Learning new things about the animal was another interesting part of our day. There has been so much I don’t understand about a horse. The connection between the horse and its rider sounded like one that could be transformational. They seem to share many things with the person riding them. Reacting to the emotion and balance of the rider. We heard stories of the horse making adjustments if their rider begins to lose their balance. Making slight adjustments to re-stabilize the special needs rider. The horses sound incredible about providing safety and security for the rider. They feel many of the emotions of their rider. So, if someone were to be feeling anxious, the horse too would experience those emotions of anxiety. We heard stories of the rider taking a deep breath, followed by the horse taking a deep breath. This kind of connection between horse and rider would seem to teach many things.
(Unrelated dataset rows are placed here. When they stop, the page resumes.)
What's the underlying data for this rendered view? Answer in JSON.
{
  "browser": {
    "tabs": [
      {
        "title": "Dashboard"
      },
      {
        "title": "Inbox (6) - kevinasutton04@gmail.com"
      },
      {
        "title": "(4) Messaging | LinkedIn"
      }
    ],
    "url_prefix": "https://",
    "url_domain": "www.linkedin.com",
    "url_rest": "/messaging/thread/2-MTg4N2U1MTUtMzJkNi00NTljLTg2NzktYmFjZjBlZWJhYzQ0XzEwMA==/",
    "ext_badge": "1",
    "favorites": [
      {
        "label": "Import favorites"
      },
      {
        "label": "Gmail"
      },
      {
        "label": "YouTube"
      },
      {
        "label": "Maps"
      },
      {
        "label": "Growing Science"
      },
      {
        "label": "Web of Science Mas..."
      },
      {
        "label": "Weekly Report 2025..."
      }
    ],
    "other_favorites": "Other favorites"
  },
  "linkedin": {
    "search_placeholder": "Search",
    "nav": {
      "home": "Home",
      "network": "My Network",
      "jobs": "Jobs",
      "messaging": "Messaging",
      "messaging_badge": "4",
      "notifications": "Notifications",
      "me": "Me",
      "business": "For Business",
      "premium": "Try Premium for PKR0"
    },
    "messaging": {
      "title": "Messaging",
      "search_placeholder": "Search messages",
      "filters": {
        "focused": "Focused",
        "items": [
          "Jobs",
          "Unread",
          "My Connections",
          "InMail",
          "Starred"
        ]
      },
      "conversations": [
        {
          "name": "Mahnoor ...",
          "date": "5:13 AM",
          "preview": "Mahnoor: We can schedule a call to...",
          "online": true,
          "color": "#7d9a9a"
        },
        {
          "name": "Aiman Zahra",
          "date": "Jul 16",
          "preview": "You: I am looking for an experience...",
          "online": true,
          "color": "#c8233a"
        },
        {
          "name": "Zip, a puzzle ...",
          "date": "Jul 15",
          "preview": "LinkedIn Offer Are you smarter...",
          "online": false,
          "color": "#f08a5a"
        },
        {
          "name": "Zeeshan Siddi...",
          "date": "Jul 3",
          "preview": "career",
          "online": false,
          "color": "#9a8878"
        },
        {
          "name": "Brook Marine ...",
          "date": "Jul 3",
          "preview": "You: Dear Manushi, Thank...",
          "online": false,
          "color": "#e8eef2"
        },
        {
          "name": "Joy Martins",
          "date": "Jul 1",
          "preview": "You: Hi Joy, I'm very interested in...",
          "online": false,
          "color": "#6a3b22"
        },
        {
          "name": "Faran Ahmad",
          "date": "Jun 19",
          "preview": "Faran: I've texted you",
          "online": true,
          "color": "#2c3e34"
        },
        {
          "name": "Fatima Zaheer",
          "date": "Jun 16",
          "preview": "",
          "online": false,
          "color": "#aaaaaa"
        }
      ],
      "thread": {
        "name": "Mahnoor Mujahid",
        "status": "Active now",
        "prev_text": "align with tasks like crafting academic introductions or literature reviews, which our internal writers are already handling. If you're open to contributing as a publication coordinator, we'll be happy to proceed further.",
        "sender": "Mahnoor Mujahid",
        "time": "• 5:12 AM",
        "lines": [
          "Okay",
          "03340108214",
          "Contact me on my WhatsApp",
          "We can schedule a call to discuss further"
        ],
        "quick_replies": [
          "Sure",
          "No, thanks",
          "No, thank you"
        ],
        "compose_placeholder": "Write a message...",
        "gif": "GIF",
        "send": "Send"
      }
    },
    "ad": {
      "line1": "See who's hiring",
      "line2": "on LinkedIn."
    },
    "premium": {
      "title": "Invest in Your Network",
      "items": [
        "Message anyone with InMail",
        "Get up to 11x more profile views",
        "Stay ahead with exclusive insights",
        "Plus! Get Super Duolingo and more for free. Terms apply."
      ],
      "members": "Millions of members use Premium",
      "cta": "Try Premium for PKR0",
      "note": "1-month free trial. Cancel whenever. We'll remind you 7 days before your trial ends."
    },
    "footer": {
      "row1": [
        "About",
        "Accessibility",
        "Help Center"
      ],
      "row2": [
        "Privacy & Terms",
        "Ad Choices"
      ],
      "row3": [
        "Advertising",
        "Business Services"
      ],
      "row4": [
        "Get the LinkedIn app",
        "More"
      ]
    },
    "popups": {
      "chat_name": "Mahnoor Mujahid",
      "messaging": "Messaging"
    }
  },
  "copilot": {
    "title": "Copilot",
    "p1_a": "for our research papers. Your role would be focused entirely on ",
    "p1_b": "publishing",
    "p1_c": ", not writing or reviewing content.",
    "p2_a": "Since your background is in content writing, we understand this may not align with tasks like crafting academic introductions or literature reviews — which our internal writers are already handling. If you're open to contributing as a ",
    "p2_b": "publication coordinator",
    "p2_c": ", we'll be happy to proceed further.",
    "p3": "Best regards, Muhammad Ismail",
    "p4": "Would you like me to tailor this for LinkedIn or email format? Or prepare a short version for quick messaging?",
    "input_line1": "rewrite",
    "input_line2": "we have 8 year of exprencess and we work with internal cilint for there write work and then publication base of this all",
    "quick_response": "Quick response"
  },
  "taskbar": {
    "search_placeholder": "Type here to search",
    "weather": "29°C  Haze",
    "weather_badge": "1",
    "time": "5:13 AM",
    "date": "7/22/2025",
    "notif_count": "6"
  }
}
If the horse reacts to you, it would appear important to moderate your own emotions. Learning to take into account how you’re effecting the horse. Showing the importance of maintaining composure, learning how to rely on each other. The scenario would seem to teach the special needs children the responsibility of being relied on emotionally. It was yet another thing causing intrigue around the riding process.
The day was full of astounding information. It was a blessing to get the opportunity to tour this therapeutic riding center. As the search for multiple ways to help improve cerebral palsy continues. There does seem to be many different options when it comes to gaining improvement. Because cerebral palsy isn’t getting worse on its own, it feels important to explores all the ways to improve movement. We probably should try not to get ourselves wrapped up in wondering the best way toward improvement. While we continue exploring all the options, one might not be better than another. All these ideas around moving forward can serve different purposes. Finding forms of improvement that complement each other, helping work cerebral palsy from different angles. It was amazing to learn how riding a horse can help with walking. To the point of reducing the time someone might spend in a wheelchair. Or how the bonding with a horse can do wonders for confidence and independence. Walking away from Little Bit Therapeutic Riding Center in Redmond, Wa, I learned how much we have in common. The visit not only had me finding more information about how riding a horse leads to cerebral palsy improvement, but has me wanting to do some riding. Taking my own advice and following new ideas to help my CP symptoms.
For more information please contact Executive Director Paula J. Del Giudice at Little Bit Therapeutic Riding Center.
425-882-1554 ext. 103